The Deprivation of Liberty Safeguards are an amendment to The Mental Capacity Act 2005, and they say that people must be cared for in the least restrictive way for their own protection and in their best interests. For any deprivation of liberty to be lawful, care homes and hospitals must make a request to the council for a formal assessment about whether depriving someone of their liberty is necessary.

Sometimes there are less restrictive ways of keeping someone safe, and Kent County Council will always try to find those ways.

A restriction on someone amounts to a Deprivation of Liberty if:

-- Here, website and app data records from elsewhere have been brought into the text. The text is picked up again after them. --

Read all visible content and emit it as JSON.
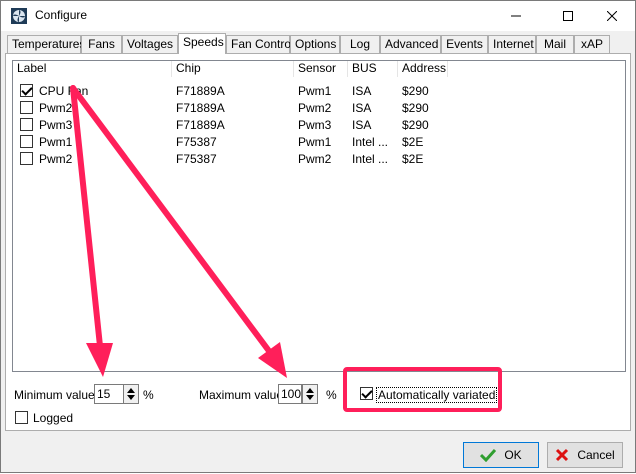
{
  "window": {
    "title": "Configure"
  },
  "tabs": [
    "Temperatures",
    "Fans",
    "Voltages",
    "Speeds",
    "Fan Control",
    "Options",
    "Log",
    "Advanced",
    "Events",
    "Internet",
    "Mail",
    "xAP"
  ],
  "active_tab": "Speeds",
  "table": {
    "columns": [
      "Label",
      "Chip",
      "Sensor",
      "BUS",
      "Address"
    ],
    "rows": [
      {
        "checked": true,
        "label": "CPU Fan",
        "chip": "F71889A",
        "sensor": "Pwm1",
        "bus": "ISA",
        "address": "$290"
      },
      {
        "checked": false,
        "label": "Pwm2",
        "chip": "F71889A",
        "sensor": "Pwm2",
        "bus": "ISA",
        "address": "$290"
      },
      {
        "checked": false,
        "label": "Pwm3",
        "chip": "F71889A",
        "sensor": "Pwm3",
        "bus": "ISA",
        "address": "$290"
      },
      {
        "checked": false,
        "label": "Pwm1",
        "chip": "F75387",
        "sensor": "Pwm1",
        "bus": "Intel ...",
        "address": "$2E"
      },
      {
        "checked": false,
        "label": "Pwm2",
        "chip": "F75387",
        "sensor": "Pwm2",
        "bus": "Intel ...",
        "address": "$2E"
      }
    ]
  },
  "controls": {
    "min_label": "Minimum value",
    "min_value": "15",
    "min_unit": "%",
    "max_label": "Maximum value",
    "max_value": "100",
    "max_unit": "%",
    "auto_label": "Automatically variated",
    "auto_checked": true,
    "logged_label": "Logged",
    "logged_checked": false
  },
  "buttons": {
    "ok": "OK",
    "cancel": "Cancel"
  },
  "colors": {
    "annotation": "#ff1f5a",
    "ok_icon": "#2f9e2f",
    "cancel_icon": "#d11"
  }
}
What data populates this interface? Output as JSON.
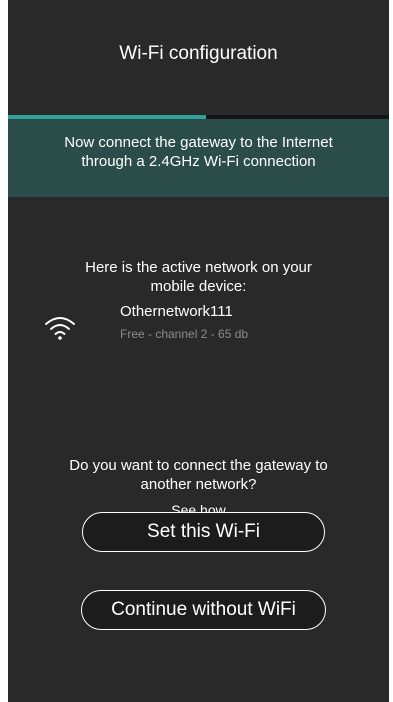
{
  "header": {
    "title": "Wi-Fi configuration"
  },
  "progress": {
    "fraction": 0.52,
    "fill_color": "#2fa39b"
  },
  "banner": {
    "line1": "Now connect the gateway to the Internet",
    "line2": "through a 2.4GHz Wi-Fi connection",
    "background": "#2b4d49"
  },
  "active_network": {
    "intro_line1": "Here is the active network on your",
    "intro_line2": "mobile device:",
    "icon": "wifi-icon",
    "name": "Othernetwork111",
    "detail": "Free - channel 2 - 65 db"
  },
  "question": {
    "line1": "Do you want to connect the gateway to",
    "line2": "another network?",
    "link": "See how"
  },
  "buttons": {
    "set_wifi": "Set this Wi-Fi",
    "continue_without": "Continue without WiFi"
  }
}
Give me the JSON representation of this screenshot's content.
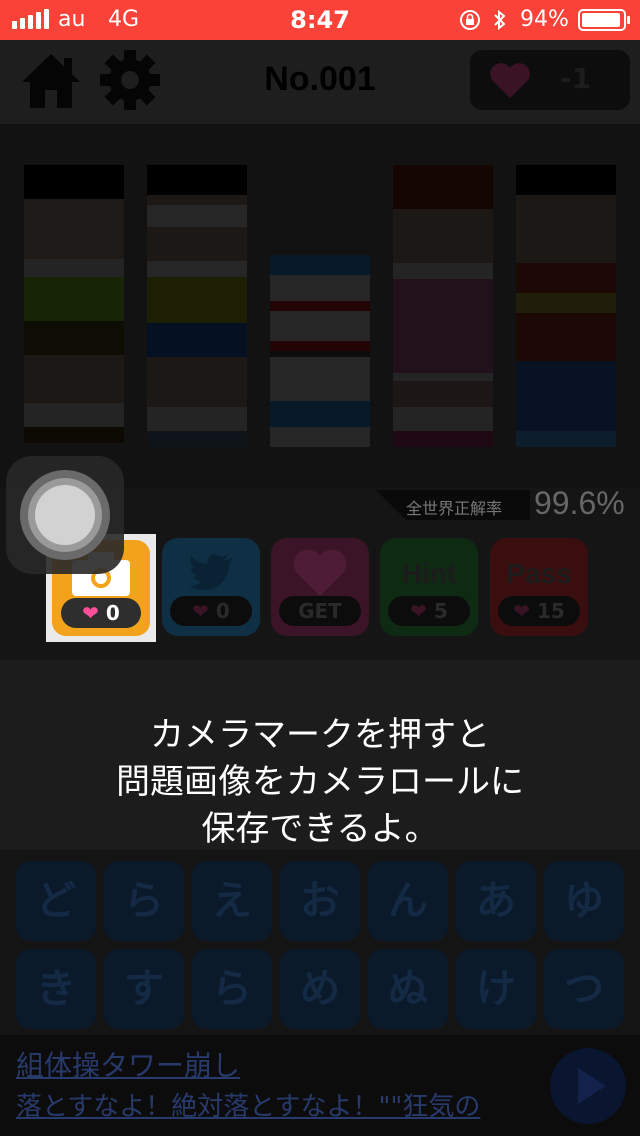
{
  "status_bar": {
    "carrier": "au",
    "network": "4G",
    "time": "8:47",
    "battery_percent": "94%",
    "icons": [
      "signal-icon",
      "rotation-lock-icon",
      "bluetooth-icon",
      "battery-icon"
    ]
  },
  "header": {
    "home_icon": "home-icon",
    "settings_icon": "gear-icon",
    "title": "No.001",
    "hearts_value": "-1"
  },
  "stats": {
    "rate_label": "全世界正解率",
    "rate_value": "99.6%"
  },
  "action_buttons": [
    {
      "name": "camera",
      "icon": "camera-icon",
      "label": "",
      "count": "0",
      "color": "#f3a21b"
    },
    {
      "name": "twitter",
      "icon": "twitter-bird-icon",
      "label": "",
      "count": "0",
      "color": "#0e2f44"
    },
    {
      "name": "heart-get",
      "icon": "heart-icon",
      "label": "",
      "count": "GET",
      "color": "#3c1428"
    },
    {
      "name": "hint",
      "icon": "",
      "label": "Hint",
      "count": "5",
      "color": "#0f2a12"
    },
    {
      "name": "pass",
      "icon": "",
      "label": "Pass",
      "count": "15",
      "color": "#3a0e0e"
    }
  ],
  "tutorial_text": "カメラマークを押すと\n問題画像をカメラロールに\n保存できるよ。\nLINEやメールで友達に\n聞くときに使ってね!",
  "keyboard": {
    "row1": [
      "ど",
      "ら",
      "え",
      "お",
      "ん",
      "あ",
      "ゆ"
    ],
    "row2": [
      "き",
      "す",
      "ら",
      "め",
      "ぬ",
      "け",
      "つ"
    ]
  },
  "ad": {
    "title": "組体操タワー崩し",
    "description": "落とすなよ！絶対落とすなよ！\"\"狂気の"
  },
  "colors": {
    "status_bar": "#fa4238",
    "camera_button": "#f3a21b",
    "heart": "#ff4f9a"
  }
}
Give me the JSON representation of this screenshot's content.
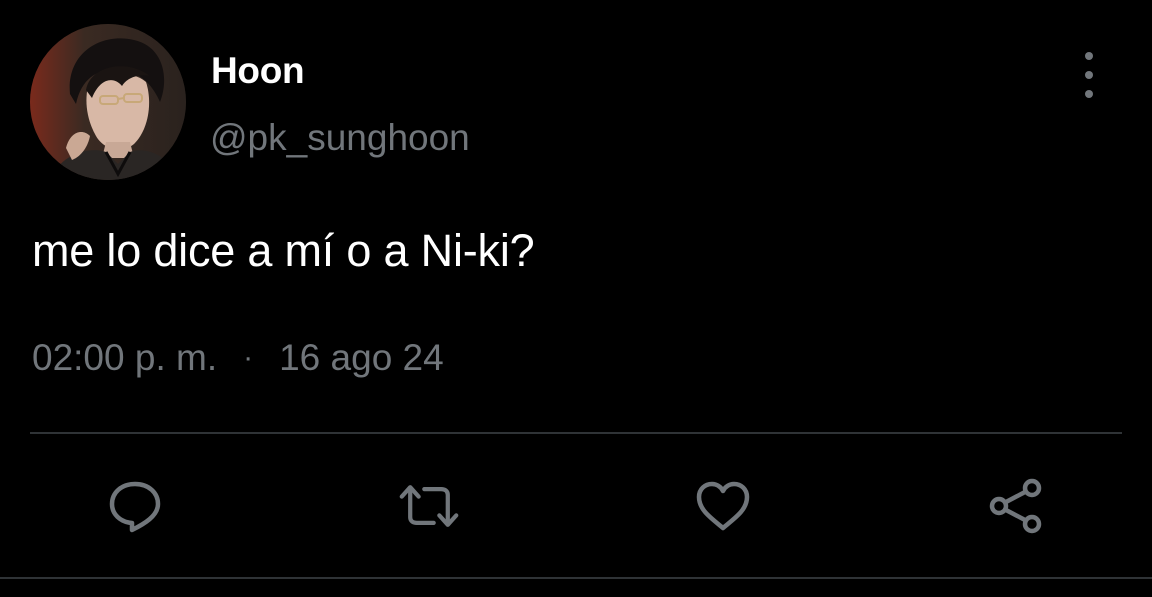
{
  "user": {
    "display_name": "Hoon",
    "handle": "@pk_sunghoon"
  },
  "tweet": {
    "text": "me lo dice a mí o a Ni-ki?",
    "time": "02:00 p. m.",
    "separator": "·",
    "date": "16 ago 24"
  },
  "actions": [
    {
      "name": "reply",
      "icon": "speech-bubble-icon"
    },
    {
      "name": "retweet",
      "icon": "retweet-arrows-icon"
    },
    {
      "name": "like",
      "icon": "heart-icon"
    },
    {
      "name": "share",
      "icon": "share-nodes-icon"
    }
  ],
  "colors": {
    "background": "#000000",
    "primary_text": "#ffffff",
    "secondary_text": "#71767b",
    "divider": "#2f3336",
    "icon": "#71767b"
  }
}
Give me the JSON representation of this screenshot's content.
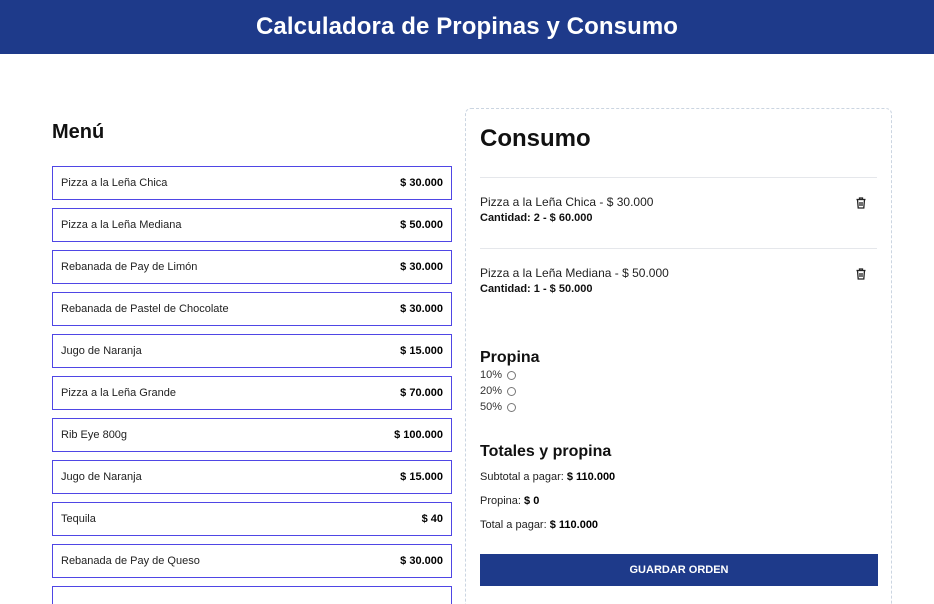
{
  "header": {
    "title": "Calculadora de Propinas y Consumo"
  },
  "menu": {
    "title": "Menú",
    "items": [
      {
        "name": "Pizza a la Leña Chica",
        "price": "$ 30.000"
      },
      {
        "name": "Pizza a la Leña Mediana",
        "price": "$ 50.000"
      },
      {
        "name": "Rebanada de Pay de Limón",
        "price": "$ 30.000"
      },
      {
        "name": "Rebanada de Pastel de Chocolate",
        "price": "$ 30.000"
      },
      {
        "name": "Jugo de Naranja",
        "price": "$ 15.000"
      },
      {
        "name": "Pizza a la Leña Grande",
        "price": "$ 70.000"
      },
      {
        "name": "Rib Eye 800g",
        "price": "$ 100.000"
      },
      {
        "name": "Jugo de Naranja",
        "price": "$ 15.000"
      },
      {
        "name": "Tequila",
        "price": "$ 40"
      },
      {
        "name": "Rebanada de Pay de Queso",
        "price": "$ 30.000"
      },
      {
        "name": "",
        "price": ""
      }
    ]
  },
  "consumo": {
    "title": "Consumo",
    "items": [
      {
        "line": "Pizza a la Leña Chica - $ 30.000",
        "qty": "Cantidad: 2 - $ 60.000"
      },
      {
        "line": "Pizza a la Leña Mediana - $ 50.000",
        "qty": "Cantidad: 1 - $ 50.000"
      }
    ],
    "delete_icon": "trash-icon"
  },
  "propina": {
    "title": "Propina",
    "options": [
      "10%",
      "20%",
      "50%"
    ]
  },
  "totales": {
    "title": "Totales y propina",
    "subtotal_label": "Subtotal a pagar: ",
    "subtotal_value": "$ 110.000",
    "propina_label": "Propina: ",
    "propina_value": "$ 0",
    "total_label": "Total a pagar: ",
    "total_value": "$ 110.000"
  },
  "save_button": "GUARDAR ORDEN",
  "colors": {
    "primary": "#1e3a8a",
    "item_border": "#4f46e5"
  }
}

  • they are subject to continuous supervision and control
  • they are not free to leave – with the focus being not on whether a person seems to be wanting to leave, but on how those who support them would react if they did want to leave.

A Deprivation of Liberty assessment should also be considered if any of the following are happening:

  • frequent use of sedation or medication to control behaviour
  • regular use of physical restraint to control behaviour
  • the person concerned objects verbally or physically to the restriction or restraint
  • there are objections from family or friends to the restriction or restraint
  • the person is confined to a particular part of the establishment in which they are being cared for
  • the person is already subject to a Deprivation of Liberty authorisation which is about to expire.

Any deprivation that is authorised by the council will be for as short a time as possible. The maximum period would be 12 months. If someone is living somewhere other than a care home or hospital and may need to be deprived of their liberty, the Court of Protection need to authorise this.

When are Deprivation of Liberty Safeguards (DoLS) used?

Deprivation of Liberty Safeguards are only used where it is absolutely necessary to prevent harm to someone and Kent County Council will always look for the least restrictive way, to ensure they have as much control over their lives as possible. Care homes and hospitals should always consider least restrictive alternatives for the care they provide. Where this is not possible, an application for Deprivation of Liberty authorisation must be made.

Last updated: 14/03/2022